Jane Van Ryan
Posted March 9, 2010
Today's debate over energy policy is often defined as an either/or proposition: Either the nation embraces and invests in renewables, or it continues to rely on fossil fuels such as oil and natural gas.
Against this confrontational backdrop, it's refreshing to hear from someone who takes a holistic approach to energy policy and injects some common sense into the discussion.
Enter John Felmy, API's chief economist, and the author of a guest post at New Energy and Fuel. In a few short paragraphs, he discusses the benefits and possible shortcomings of various forms of energy and suggests a path that makes sense for America:
"This nation needs a rational energy policy. Yes, we'll need energy efficiency. Yes, we'll need alternatives, but we're going to need more oil and natural gas as well. We're going to need oil for the cars, we're going to need natural gas for power generation, and we're going to need coal and nuclear...The United States has fueled its economy on affordable and reliable energy for many decades. It can continue to thrive and provide a much needed boost to the economy by expanding the development of traditional energy resources, including oil and natural gas, while investing in energy resources for tomorrow."
The United States doesn't need an either/or approach to energy policy. Nor should the U.S. government pick winners and losers among the various forms of energy. All credible projections of energy demand indicate this nation will need all of the energy it can get to meet its future needs.
John and API have been espousing an "all-of-the-above" approach to energy supplies for many years. For more information, read John's guest blog post, watch John discuss energy policy in the video below and read the energy primer.
By the way, check out John's ties in the photo and video. They are among his 50+ ties from Penn State, his alma mater.
ABOUT THE AUTHOR

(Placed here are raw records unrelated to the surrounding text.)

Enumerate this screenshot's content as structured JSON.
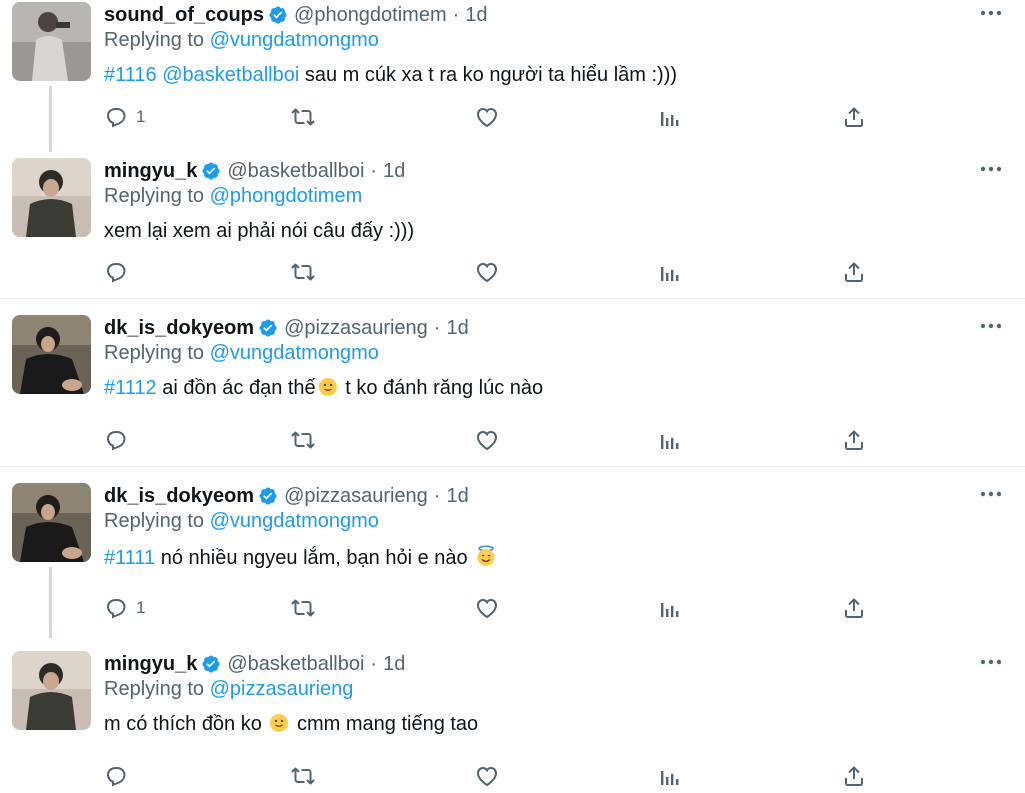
{
  "tweets": [
    {
      "name": "sound_of_coups",
      "handle": "@phongdotimem",
      "dot": "·",
      "time": "1d",
      "reply_prefix": "Replying to",
      "reply_to": "@vungdatmongmo",
      "hashtag": "#1116",
      "mention": "@basketballboi",
      "text": " sau m cúk xa t ra ko người ta hiểu lầm  :)))",
      "reply_count": "1",
      "avatar_icon": "avatar-photo"
    },
    {
      "name": "mingyu_k",
      "handle": "@basketballboi",
      "dot": "·",
      "time": "1d",
      "reply_prefix": "Replying to",
      "reply_to": "@phongdotimem",
      "text": "xem lại xem ai phải nói câu đấy :)))",
      "reply_count": "",
      "avatar_icon": "avatar-photo"
    },
    {
      "name": "dk_is_dokyeom",
      "handle": "@pizzasaurieng",
      "dot": "·",
      "time": "1d",
      "reply_prefix": "Replying to",
      "reply_to": "@vungdatmongmo",
      "hashtag": "#1112",
      "text_a": " ai đồn ác đạn thế",
      "text_b": "  t ko đánh răng lúc nào",
      "reply_count": "",
      "avatar_icon": "avatar-photo"
    },
    {
      "name": "dk_is_dokyeom",
      "handle": "@pizzasaurieng",
      "dot": "·",
      "time": "1d",
      "reply_prefix": "Replying to",
      "reply_to": "@vungdatmongmo",
      "hashtag": "#1111",
      "text_a": " nó nhiều ngyeu lắm, bạn hỏi e nào ",
      "reply_count": "1",
      "avatar_icon": "avatar-photo"
    },
    {
      "name": "mingyu_k",
      "handle": "@basketballboi",
      "dot": "·",
      "time": "1d",
      "reply_prefix": "Replying to",
      "reply_to": "@pizzasaurieng",
      "text_a": "m có thích đồn ko ",
      "text_b": " cmm mang tiếng tao",
      "reply_count": "",
      "avatar_icon": "avatar-photo"
    }
  ],
  "icons": {
    "verified": "verified-badge-icon",
    "more": "more-options-icon",
    "reply": "reply-icon",
    "retweet": "retweet-icon",
    "like": "like-icon",
    "views": "views-icon",
    "share": "share-icon",
    "emoji_slight_smile": "slightly-smiling-face-emoji",
    "emoji_halo": "smiling-face-with-halo-emoji"
  },
  "colors": {
    "link": "#1d9bf0",
    "secondary": "#536471",
    "text": "#0f1419",
    "verified": "#1d9bf0",
    "separator": "#e8ecef",
    "thread_line": "#cfd9de"
  }
}
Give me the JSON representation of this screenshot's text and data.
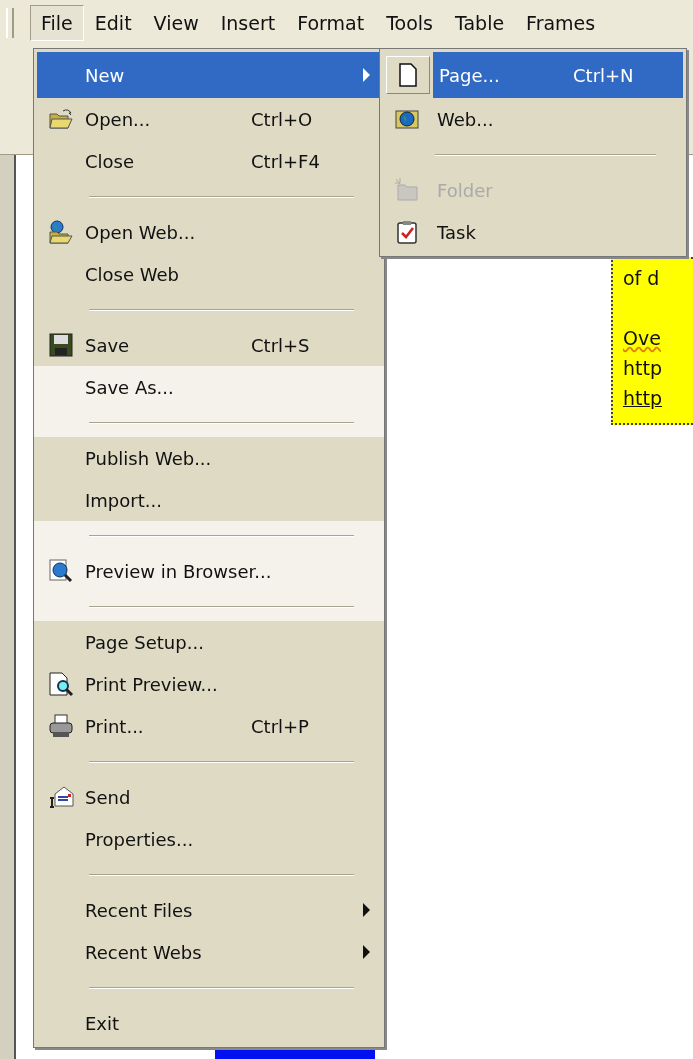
{
  "menu_bar": [
    {
      "label": "File",
      "selected": true
    },
    {
      "label": "Edit",
      "selected": false
    },
    {
      "label": "View",
      "selected": false
    },
    {
      "label": "Insert",
      "selected": false
    },
    {
      "label": "Format",
      "selected": false
    },
    {
      "label": "Tools",
      "selected": false
    },
    {
      "label": "Table",
      "selected": false
    },
    {
      "label": "Frames",
      "selected": false
    }
  ],
  "file_menu": [
    {
      "kind": "item",
      "label": "New",
      "submenu": true,
      "selected": true,
      "rarely_used": false
    },
    {
      "kind": "item",
      "label": "Open...",
      "shortcut": "Ctrl+O",
      "submenu": false,
      "selected": false,
      "rarely_used": false
    },
    {
      "kind": "item",
      "label": "Close",
      "shortcut": "Ctrl+F4",
      "submenu": false,
      "selected": false,
      "rarely_used": false
    },
    {
      "kind": "separator",
      "rarely_used": false
    },
    {
      "kind": "item",
      "label": "Open Web...",
      "submenu": false,
      "selected": false,
      "rarely_used": false
    },
    {
      "kind": "item",
      "label": "Close Web",
      "submenu": false,
      "selected": false,
      "rarely_used": false
    },
    {
      "kind": "separator",
      "rarely_used": false
    },
    {
      "kind": "item",
      "label": "Save",
      "shortcut": "Ctrl+S",
      "submenu": false,
      "selected": false,
      "rarely_used": false
    },
    {
      "kind": "item",
      "label": "Save As...",
      "submenu": false,
      "selected": false,
      "rarely_used": true
    },
    {
      "kind": "separator",
      "rarely_used": true
    },
    {
      "kind": "item",
      "label": "Publish Web...",
      "submenu": false,
      "selected": false,
      "rarely_used": false
    },
    {
      "kind": "item",
      "label": "Import...",
      "submenu": false,
      "selected": false,
      "rarely_used": false
    },
    {
      "kind": "separator",
      "rarely_used": true
    },
    {
      "kind": "item",
      "label": "Preview in Browser...",
      "submenu": false,
      "selected": false,
      "rarely_used": true
    },
    {
      "kind": "separator",
      "rarely_used": true
    },
    {
      "kind": "item",
      "label": "Page Setup...",
      "submenu": false,
      "selected": false,
      "rarely_used": false
    },
    {
      "kind": "item",
      "label": "Print Preview...",
      "submenu": false,
      "selected": false,
      "rarely_used": false
    },
    {
      "kind": "item",
      "label": "Print...",
      "shortcut": "Ctrl+P",
      "submenu": false,
      "selected": false,
      "rarely_used": false
    },
    {
      "kind": "separator",
      "rarely_used": false
    },
    {
      "kind": "item",
      "label": "Send",
      "submenu": false,
      "selected": false,
      "rarely_used": false
    },
    {
      "kind": "item",
      "label": "Properties...",
      "submenu": false,
      "selected": false,
      "rarely_used": false
    },
    {
      "kind": "separator",
      "rarely_used": false
    },
    {
      "kind": "item",
      "label": "Recent Files",
      "submenu": true,
      "selected": false,
      "rarely_used": false
    },
    {
      "kind": "item",
      "label": "Recent Webs",
      "submenu": true,
      "selected": false,
      "rarely_used": false
    },
    {
      "kind": "separator",
      "rarely_used": false
    },
    {
      "kind": "item",
      "label": "Exit",
      "submenu": false,
      "selected": false,
      "rarely_used": false
    }
  ],
  "new_submenu": [
    {
      "kind": "item",
      "label": "Page...",
      "shortcut": "Ctrl+N",
      "selected": true,
      "disabled": false
    },
    {
      "kind": "item",
      "label": "Web...",
      "selected": false,
      "disabled": false
    },
    {
      "kind": "separator"
    },
    {
      "kind": "item",
      "label": "Folder",
      "selected": false,
      "disabled": true
    },
    {
      "kind": "item",
      "label": "Task",
      "selected": false,
      "disabled": false
    }
  ],
  "document_note": {
    "lines": [
      {
        "kind": "text",
        "text": "of d"
      },
      {
        "kind": "blank"
      },
      {
        "kind": "misspelled",
        "text": "Ove"
      },
      {
        "kind": "text",
        "text": "http"
      },
      {
        "kind": "link",
        "text": "http"
      }
    ]
  }
}
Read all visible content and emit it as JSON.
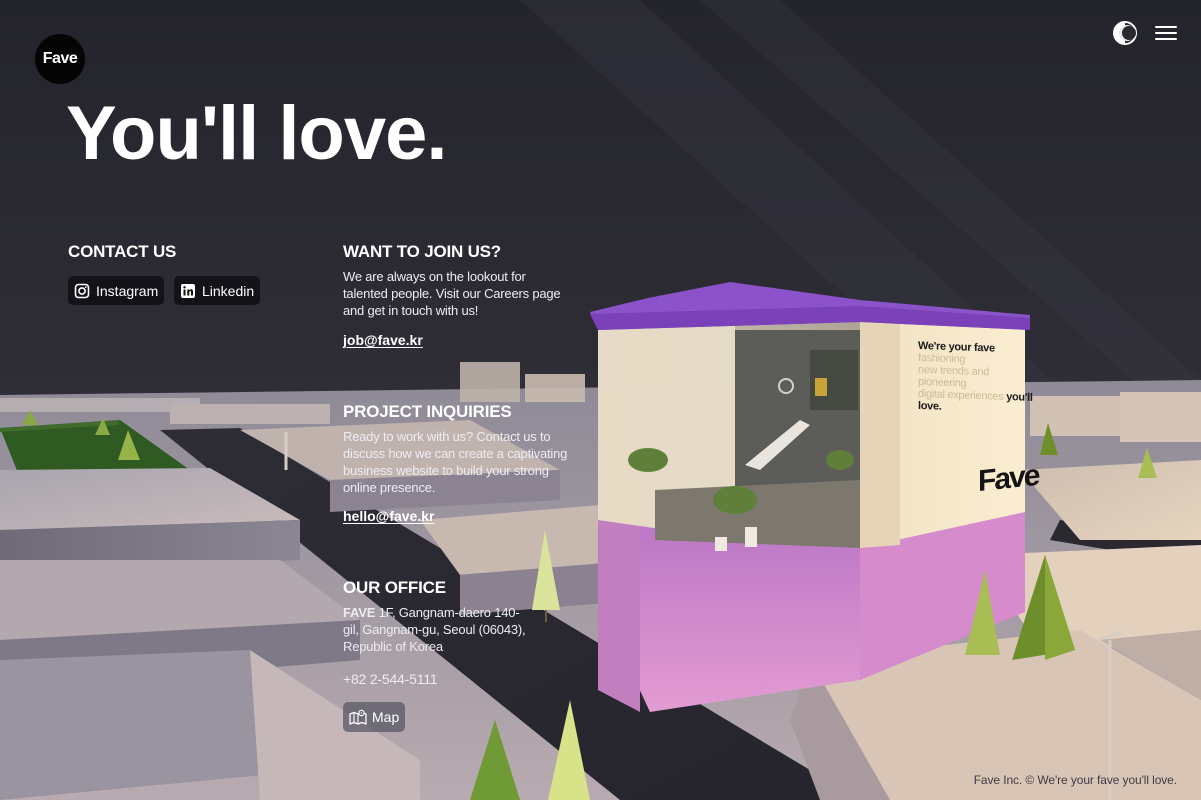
{
  "brand": {
    "logo_text": "Fave"
  },
  "header": {
    "theme_toggle_icon": "contrast-icon",
    "menu_icon": "hamburger-menu-icon"
  },
  "hero": {
    "title": "You'll love."
  },
  "contact": {
    "title": "CONTACT US",
    "instagram_label": "Instagram",
    "linkedin_label": "Linkedin"
  },
  "join": {
    "title": "WANT TO JOIN US?",
    "line1": "We are always on the lookout for",
    "line2": "talented people. Visit our Careers page",
    "line3": "and get in touch with us!",
    "email": "job@fave.kr"
  },
  "inquiries": {
    "title": "PROJECT INQUIRIES",
    "line1": "Ready to work with us? Contact us to",
    "line2": "discuss how we can create a captivating",
    "line3": "business website to build your strong",
    "line4": "online presence.",
    "email": "hello@fave.kr"
  },
  "office": {
    "title": "OUR OFFICE",
    "company": "FAVE",
    "address_line1": " 1F, Gangnam-daero 140-",
    "address_line2": "gil, Gangnam-gu, Seoul (06043),",
    "address_line3": "Republic of Korea",
    "phone": "+82 2-544-5111",
    "map_label": "Map"
  },
  "building": {
    "sign_bold_1": "We're your fave",
    "sign_light_1": "fashioning",
    "sign_light_2": "new trends and pioneering",
    "sign_light_3": "digital experiences",
    "sign_bold_2": "you'll",
    "sign_bold_3": "love.",
    "sign_logo": "Fave"
  },
  "footer": {
    "text": "Fave Inc. © We're your fave you'll love."
  },
  "colors": {
    "sky": "#2c2c34",
    "roof": "#8a4fc8",
    "base": "#d98ad0",
    "sign_wall": "#f3e4c2",
    "tree_dark": "#6f8f2a",
    "tree_light": "#d7e28a"
  }
}
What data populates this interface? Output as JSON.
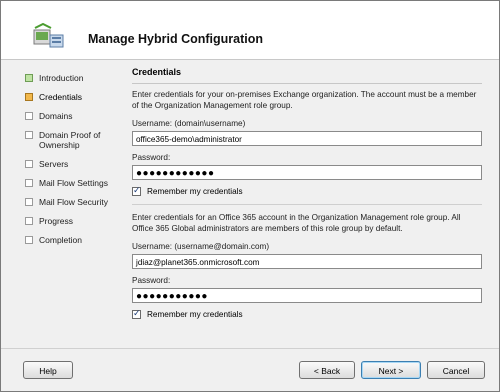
{
  "window": {
    "title": "Manage Hybrid Configuration"
  },
  "steps": [
    {
      "label": "Introduction",
      "state": "done"
    },
    {
      "label": "Credentials",
      "state": "current"
    },
    {
      "label": "Domains",
      "state": "pending"
    },
    {
      "label": "Domain Proof of Ownership",
      "state": "pending"
    },
    {
      "label": "Servers",
      "state": "pending"
    },
    {
      "label": "Mail Flow Settings",
      "state": "pending"
    },
    {
      "label": "Mail Flow Security",
      "state": "pending"
    },
    {
      "label": "Progress",
      "state": "pending"
    },
    {
      "label": "Completion",
      "state": "pending"
    }
  ],
  "credentials": {
    "title": "Credentials",
    "onprem_intro": "Enter credentials for your on-premises Exchange organization. The account must be a member of the Organization Management role group.",
    "onprem_username_label": "Username: (domain\\username)",
    "onprem_username_value": "office365-demo\\administrator",
    "onprem_password_label": "Password:",
    "onprem_password_value": "●●●●●●●●●●●●",
    "onprem_remember_label": "Remember my credentials",
    "cloud_intro": "Enter credentials for an Office 365 account in the Organization Management role group. All Office 365 Global administrators are members of this role group by default.",
    "cloud_username_label": "Username: (username@domain.com)",
    "cloud_username_value": "jdiaz@planet365.onmicrosoft.com",
    "cloud_password_label": "Password:",
    "cloud_password_value": "●●●●●●●●●●●",
    "cloud_remember_label": "Remember my credentials"
  },
  "buttons": {
    "help": "Help",
    "back": "< Back",
    "next": "Next >",
    "cancel": "Cancel"
  }
}
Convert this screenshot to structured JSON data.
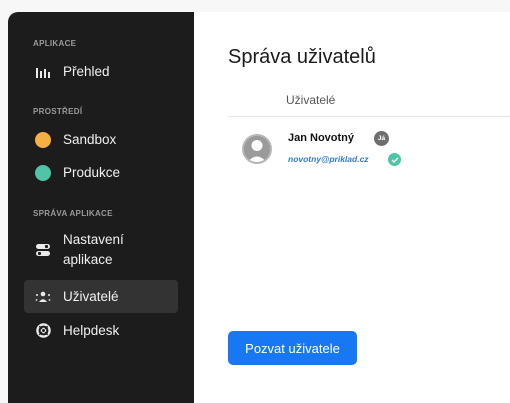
{
  "sidebar": {
    "sections": [
      {
        "label": "APLIKACE"
      },
      {
        "label": "PROSTŘEDÍ"
      },
      {
        "label": "SPRÁVA APLIKACE"
      }
    ],
    "items": [
      {
        "label": "Přehled",
        "icon": "bar-chart-icon"
      },
      {
        "label": "Sandbox",
        "icon": "status-dot-icon",
        "color": "#f5b043"
      },
      {
        "label": "Produkce",
        "icon": "status-dot-icon",
        "color": "#4fc4a6"
      },
      {
        "label_line1": "Nastavení",
        "label_line2": "aplikace",
        "icon": "toggle-settings-icon"
      },
      {
        "label": "Uživatelé",
        "icon": "users-icon",
        "active": true
      },
      {
        "label": "Helpdesk",
        "icon": "lifebuoy-icon"
      }
    ]
  },
  "main": {
    "title": "Správa uživatelů",
    "column_header": "Uživatelé",
    "users": [
      {
        "name": "Jan Novotný",
        "badge": "Já",
        "email": "novotny@priklad.cz",
        "email_verified": true
      }
    ],
    "invite_button": "Pozvat uživatele"
  },
  "colors": {
    "sidebar_bg": "#1c1c1c",
    "accent": "#1877f2",
    "email": "#2e7bd6",
    "verified": "#4fc4a6"
  }
}
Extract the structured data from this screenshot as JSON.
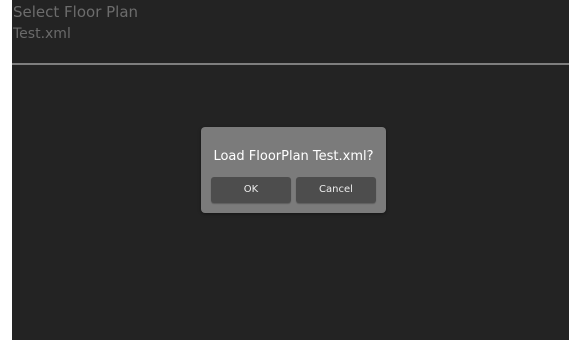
{
  "header": {
    "title": "Select Floor Plan"
  },
  "file_list": {
    "items": [
      {
        "label": "Test.xml"
      }
    ]
  },
  "dialog": {
    "message": "Load FloorPlan Test.xml?",
    "ok_label": "OK",
    "cancel_label": "Cancel"
  }
}
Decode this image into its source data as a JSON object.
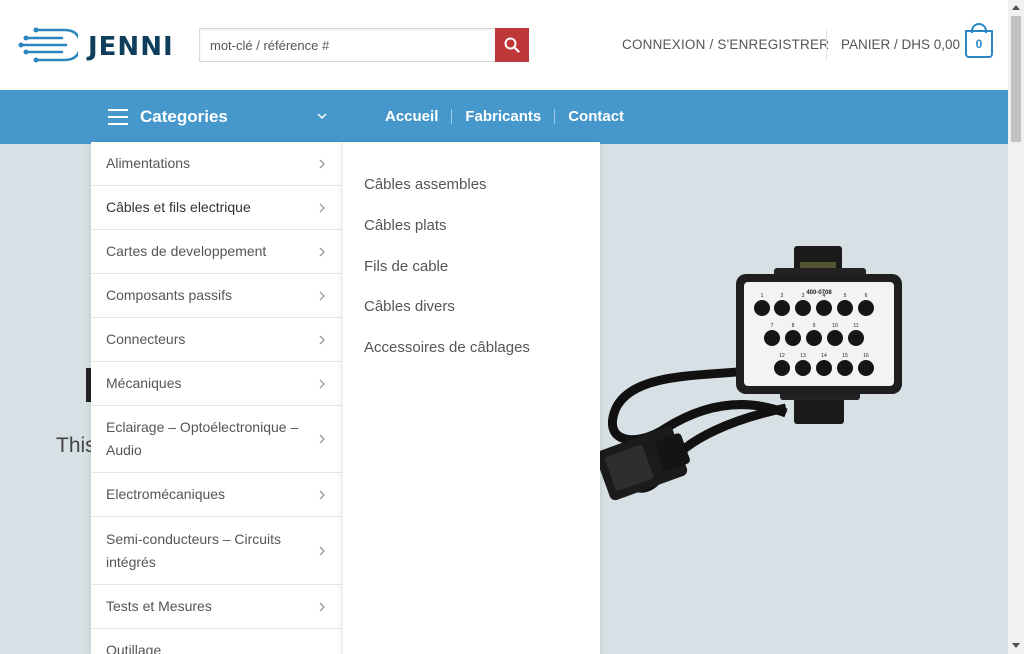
{
  "brand": {
    "logo_text": "JENNI",
    "accent_color": "#4597cc",
    "search_button_color": "#c0373a"
  },
  "search": {
    "placeholder": "mot-clé / référence #",
    "icon": "search-icon"
  },
  "header": {
    "account_label": "CONNEXION / S'ENREGISTRER",
    "cart_label": "PANIER / DHS 0,00",
    "cart_count": "0"
  },
  "nav": {
    "categories_label": "Categories",
    "links": [
      {
        "label": "Accueil"
      },
      {
        "label": "Fabricants"
      },
      {
        "label": "Contact"
      }
    ]
  },
  "menu": {
    "items": [
      {
        "label": "Alimentations"
      },
      {
        "label": "Câbles et fils electrique"
      },
      {
        "label": "Cartes de developpement"
      },
      {
        "label": "Composants passifs"
      },
      {
        "label": "Connecteurs"
      },
      {
        "label": "Mécaniques"
      },
      {
        "label": "Eclairage – Optoélectronique – Audio"
      },
      {
        "label": "Electromécaniques"
      },
      {
        "label": "Semi-conducteurs – Circuits intégrés"
      },
      {
        "label": "Tests et Mesures"
      },
      {
        "label": "Outillage"
      }
    ],
    "submenu": [
      {
        "label": "Câbles assembles"
      },
      {
        "label": "Câbles plats"
      },
      {
        "label": "Fils de cable"
      },
      {
        "label": "Câbles divers"
      },
      {
        "label": "Accessoires de câblages"
      }
    ]
  },
  "hero": {
    "text": "This",
    "product_label": "400-0708",
    "port_numbers": [
      "1",
      "2",
      "3",
      "4",
      "5",
      "6",
      "7",
      "8",
      "9",
      "10",
      "11",
      "12",
      "13",
      "14",
      "15",
      "16"
    ]
  }
}
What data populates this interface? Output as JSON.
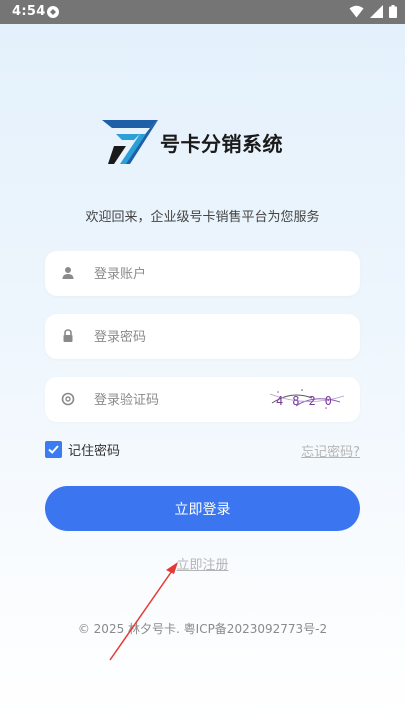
{
  "status_bar": {
    "time": "4:54",
    "icons": [
      "sync-icon",
      "wifi-icon",
      "signal-icon",
      "battery-icon"
    ]
  },
  "logo": {
    "text": "号卡分销系统",
    "mark_colors": [
      "#1f5fa8",
      "#2a9fd8",
      "#1a1a1a"
    ]
  },
  "welcome": "欢迎回来，企业级号卡销售平台为您服务",
  "form": {
    "account_placeholder": "登录账户",
    "password_placeholder": "登录密码",
    "captcha_placeholder": "登录验证码",
    "captcha_code": "4820",
    "remember_label": "记住密码",
    "remember_checked": true,
    "forgot_label": "忘记密码?",
    "login_label": "立即登录",
    "register_label": "立即注册"
  },
  "footer": "© 2025 林夕号卡. 粤ICP备2023092773号-2",
  "colors": {
    "accent": "#3b76f0",
    "muted_link": "#b5b5b5",
    "annotation_arrow": "#e53935"
  }
}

Jane Van Ryan was formerly senior communications manager and new media advisor at the American Petroleum Institute (API), where she wrote blog posts and produced podcasts and videos. Before coming to API, Jane managed communications for a large science and engineering corporation, and for a top-tier research and engineering university. A few years ago, you might have seen her in your living room when she delivered the news on television. Jane officially retired from API in 2011 and now freelances as an independent communications consultant when not gardening at her farm in Virginia.